* Exercise brief: Report every line from the following entries that contains the string "JSON".

* Study material:
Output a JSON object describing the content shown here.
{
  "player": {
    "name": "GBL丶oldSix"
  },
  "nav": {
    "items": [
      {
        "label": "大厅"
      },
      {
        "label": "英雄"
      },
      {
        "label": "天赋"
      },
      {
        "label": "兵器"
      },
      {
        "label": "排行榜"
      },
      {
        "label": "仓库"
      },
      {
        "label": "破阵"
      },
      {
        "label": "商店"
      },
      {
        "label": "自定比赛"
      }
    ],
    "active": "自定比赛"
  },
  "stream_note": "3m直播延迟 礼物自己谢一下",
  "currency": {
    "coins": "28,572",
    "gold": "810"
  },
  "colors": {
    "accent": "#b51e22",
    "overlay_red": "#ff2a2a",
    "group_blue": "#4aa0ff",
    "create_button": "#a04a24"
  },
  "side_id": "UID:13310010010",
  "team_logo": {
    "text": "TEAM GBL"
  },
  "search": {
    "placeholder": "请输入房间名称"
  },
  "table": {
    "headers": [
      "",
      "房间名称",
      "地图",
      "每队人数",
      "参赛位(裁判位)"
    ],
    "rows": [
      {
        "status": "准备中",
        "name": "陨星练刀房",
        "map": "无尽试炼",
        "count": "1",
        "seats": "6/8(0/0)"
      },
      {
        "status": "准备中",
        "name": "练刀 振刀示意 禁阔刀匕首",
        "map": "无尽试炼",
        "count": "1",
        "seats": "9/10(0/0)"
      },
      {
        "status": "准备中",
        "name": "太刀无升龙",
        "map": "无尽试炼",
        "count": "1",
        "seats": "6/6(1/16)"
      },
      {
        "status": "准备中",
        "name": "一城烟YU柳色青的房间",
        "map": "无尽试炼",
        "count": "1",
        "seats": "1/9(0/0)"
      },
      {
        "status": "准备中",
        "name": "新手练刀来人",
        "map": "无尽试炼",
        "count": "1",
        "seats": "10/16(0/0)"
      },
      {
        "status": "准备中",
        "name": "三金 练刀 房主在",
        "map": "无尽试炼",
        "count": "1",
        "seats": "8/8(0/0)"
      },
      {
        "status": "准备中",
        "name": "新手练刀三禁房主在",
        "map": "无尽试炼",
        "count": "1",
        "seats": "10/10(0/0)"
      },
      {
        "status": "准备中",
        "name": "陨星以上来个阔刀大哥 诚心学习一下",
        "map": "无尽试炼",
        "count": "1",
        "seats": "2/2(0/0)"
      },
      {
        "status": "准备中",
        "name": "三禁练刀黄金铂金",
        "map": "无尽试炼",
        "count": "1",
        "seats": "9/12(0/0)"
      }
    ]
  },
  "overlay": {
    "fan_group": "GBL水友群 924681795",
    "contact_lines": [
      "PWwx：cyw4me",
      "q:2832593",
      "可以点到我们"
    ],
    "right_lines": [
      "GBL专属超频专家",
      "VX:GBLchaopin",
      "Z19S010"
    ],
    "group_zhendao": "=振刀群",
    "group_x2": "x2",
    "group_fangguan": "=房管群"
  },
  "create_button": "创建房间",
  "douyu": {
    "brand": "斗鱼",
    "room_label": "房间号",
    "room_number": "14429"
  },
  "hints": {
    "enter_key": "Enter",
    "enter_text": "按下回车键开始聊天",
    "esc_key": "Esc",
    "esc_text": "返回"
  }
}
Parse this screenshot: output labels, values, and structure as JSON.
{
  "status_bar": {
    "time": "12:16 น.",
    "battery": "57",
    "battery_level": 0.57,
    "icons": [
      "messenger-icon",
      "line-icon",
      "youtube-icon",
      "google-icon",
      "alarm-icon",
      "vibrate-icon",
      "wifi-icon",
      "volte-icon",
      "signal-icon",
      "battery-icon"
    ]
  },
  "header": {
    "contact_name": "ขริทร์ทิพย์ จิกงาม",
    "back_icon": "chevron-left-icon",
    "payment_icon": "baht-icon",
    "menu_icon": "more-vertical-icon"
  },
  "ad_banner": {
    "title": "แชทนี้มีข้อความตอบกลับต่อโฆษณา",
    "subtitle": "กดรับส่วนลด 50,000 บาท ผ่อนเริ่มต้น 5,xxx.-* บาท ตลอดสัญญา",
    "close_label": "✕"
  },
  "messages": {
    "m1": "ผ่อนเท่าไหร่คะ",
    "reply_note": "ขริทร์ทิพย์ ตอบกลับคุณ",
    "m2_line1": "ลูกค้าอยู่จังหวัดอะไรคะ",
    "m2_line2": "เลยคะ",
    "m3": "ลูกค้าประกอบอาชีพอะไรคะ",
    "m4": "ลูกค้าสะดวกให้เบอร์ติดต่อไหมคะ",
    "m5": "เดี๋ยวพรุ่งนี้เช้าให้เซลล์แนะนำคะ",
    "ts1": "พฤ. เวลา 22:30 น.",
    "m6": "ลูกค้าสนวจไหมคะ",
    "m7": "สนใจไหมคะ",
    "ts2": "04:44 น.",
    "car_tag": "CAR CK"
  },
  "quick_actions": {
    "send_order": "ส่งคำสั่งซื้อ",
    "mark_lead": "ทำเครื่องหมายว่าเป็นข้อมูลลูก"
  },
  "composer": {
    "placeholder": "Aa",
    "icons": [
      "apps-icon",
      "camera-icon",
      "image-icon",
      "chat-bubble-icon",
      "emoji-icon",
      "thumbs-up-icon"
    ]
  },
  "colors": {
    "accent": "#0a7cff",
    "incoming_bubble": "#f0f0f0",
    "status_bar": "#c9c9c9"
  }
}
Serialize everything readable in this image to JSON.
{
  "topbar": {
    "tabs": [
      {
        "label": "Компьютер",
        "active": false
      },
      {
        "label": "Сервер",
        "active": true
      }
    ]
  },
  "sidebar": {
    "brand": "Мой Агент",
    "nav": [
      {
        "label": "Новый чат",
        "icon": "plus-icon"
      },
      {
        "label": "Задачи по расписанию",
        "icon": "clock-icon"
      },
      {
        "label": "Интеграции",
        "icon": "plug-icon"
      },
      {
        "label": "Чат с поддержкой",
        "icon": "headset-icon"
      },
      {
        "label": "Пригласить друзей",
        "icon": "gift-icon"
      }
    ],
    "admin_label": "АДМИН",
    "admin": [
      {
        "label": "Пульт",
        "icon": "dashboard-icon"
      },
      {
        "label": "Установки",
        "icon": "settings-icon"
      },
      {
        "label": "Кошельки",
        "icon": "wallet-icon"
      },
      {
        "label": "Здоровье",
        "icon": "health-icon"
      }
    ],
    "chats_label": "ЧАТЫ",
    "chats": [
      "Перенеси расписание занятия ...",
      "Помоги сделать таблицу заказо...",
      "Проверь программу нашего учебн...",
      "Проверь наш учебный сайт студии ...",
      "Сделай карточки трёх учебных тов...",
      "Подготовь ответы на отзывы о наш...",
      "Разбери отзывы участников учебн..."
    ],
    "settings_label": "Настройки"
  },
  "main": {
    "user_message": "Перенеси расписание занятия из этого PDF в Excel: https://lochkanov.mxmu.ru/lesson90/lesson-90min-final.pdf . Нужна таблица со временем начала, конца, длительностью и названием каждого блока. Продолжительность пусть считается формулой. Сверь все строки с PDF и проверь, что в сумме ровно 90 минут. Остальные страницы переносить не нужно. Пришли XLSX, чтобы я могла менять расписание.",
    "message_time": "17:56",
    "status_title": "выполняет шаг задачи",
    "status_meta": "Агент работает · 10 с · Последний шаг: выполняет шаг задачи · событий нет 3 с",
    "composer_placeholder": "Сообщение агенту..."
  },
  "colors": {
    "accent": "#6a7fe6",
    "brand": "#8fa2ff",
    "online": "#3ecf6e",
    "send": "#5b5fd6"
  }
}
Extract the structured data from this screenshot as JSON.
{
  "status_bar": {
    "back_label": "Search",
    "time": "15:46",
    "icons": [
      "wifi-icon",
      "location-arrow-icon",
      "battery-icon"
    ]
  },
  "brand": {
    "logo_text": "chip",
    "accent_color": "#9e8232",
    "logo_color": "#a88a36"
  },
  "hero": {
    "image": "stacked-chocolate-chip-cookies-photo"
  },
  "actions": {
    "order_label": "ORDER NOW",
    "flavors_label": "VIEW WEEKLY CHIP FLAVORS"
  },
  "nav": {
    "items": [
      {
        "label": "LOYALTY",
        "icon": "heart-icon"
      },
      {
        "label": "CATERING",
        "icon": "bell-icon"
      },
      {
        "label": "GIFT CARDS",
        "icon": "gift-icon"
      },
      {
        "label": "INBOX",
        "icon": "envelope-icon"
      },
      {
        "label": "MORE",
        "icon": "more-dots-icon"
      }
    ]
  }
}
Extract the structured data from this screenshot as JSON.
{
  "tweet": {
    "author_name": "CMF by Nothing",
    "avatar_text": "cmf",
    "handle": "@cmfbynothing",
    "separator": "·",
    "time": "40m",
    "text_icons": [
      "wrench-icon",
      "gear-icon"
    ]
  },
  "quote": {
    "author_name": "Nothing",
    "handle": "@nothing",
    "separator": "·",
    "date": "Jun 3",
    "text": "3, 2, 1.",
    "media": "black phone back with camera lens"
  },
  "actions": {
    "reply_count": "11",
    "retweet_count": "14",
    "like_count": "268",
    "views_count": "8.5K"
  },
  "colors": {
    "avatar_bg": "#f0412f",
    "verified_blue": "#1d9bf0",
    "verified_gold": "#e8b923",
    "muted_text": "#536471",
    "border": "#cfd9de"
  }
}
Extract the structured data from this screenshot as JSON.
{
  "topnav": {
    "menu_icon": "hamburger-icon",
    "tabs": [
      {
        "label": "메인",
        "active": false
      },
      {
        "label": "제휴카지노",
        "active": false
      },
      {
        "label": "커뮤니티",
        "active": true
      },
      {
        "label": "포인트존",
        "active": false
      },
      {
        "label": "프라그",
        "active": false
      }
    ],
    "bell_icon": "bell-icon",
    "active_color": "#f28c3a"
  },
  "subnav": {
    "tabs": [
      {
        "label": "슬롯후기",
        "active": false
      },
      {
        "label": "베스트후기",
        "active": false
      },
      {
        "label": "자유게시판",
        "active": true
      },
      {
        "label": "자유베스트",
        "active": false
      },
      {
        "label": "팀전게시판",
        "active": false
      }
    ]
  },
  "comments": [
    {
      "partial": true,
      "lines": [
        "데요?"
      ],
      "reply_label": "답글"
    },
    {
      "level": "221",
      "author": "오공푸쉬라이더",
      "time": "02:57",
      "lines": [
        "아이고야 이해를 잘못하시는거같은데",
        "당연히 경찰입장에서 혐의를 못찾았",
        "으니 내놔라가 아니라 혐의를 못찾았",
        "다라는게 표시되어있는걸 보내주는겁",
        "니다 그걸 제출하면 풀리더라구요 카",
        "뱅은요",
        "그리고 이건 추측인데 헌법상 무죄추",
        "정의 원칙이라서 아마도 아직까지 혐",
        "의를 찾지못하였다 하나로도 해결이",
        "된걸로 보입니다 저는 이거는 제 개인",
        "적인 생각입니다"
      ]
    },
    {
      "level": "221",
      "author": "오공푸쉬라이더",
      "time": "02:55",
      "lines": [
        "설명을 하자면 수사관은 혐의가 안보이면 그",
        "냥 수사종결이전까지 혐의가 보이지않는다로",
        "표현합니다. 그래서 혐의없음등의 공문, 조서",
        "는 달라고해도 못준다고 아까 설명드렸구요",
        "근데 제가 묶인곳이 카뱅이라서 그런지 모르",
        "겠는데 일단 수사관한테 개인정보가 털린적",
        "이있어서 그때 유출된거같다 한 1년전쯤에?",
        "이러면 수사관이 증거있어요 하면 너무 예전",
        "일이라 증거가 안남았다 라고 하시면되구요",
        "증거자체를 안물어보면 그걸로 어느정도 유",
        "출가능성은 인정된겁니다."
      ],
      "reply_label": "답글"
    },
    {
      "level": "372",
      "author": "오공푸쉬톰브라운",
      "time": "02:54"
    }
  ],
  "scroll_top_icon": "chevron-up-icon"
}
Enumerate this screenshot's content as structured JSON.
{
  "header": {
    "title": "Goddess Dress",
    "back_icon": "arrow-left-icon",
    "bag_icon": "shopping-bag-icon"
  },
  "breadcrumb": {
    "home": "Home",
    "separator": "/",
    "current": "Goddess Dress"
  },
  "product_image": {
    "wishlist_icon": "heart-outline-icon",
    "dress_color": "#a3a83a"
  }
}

* Reply:
Output a JSON object describing the content shown here.
Parse this screenshot: output labels, values, and structure as JSON.
Serialize everything readable in this image to JSON.
Extract the structured data from this screenshot as JSON.
Extract the structured data from this screenshot as JSON.
Extract the structured data from this screenshot as JSON.
Enumerate this screenshot's content as structured JSON.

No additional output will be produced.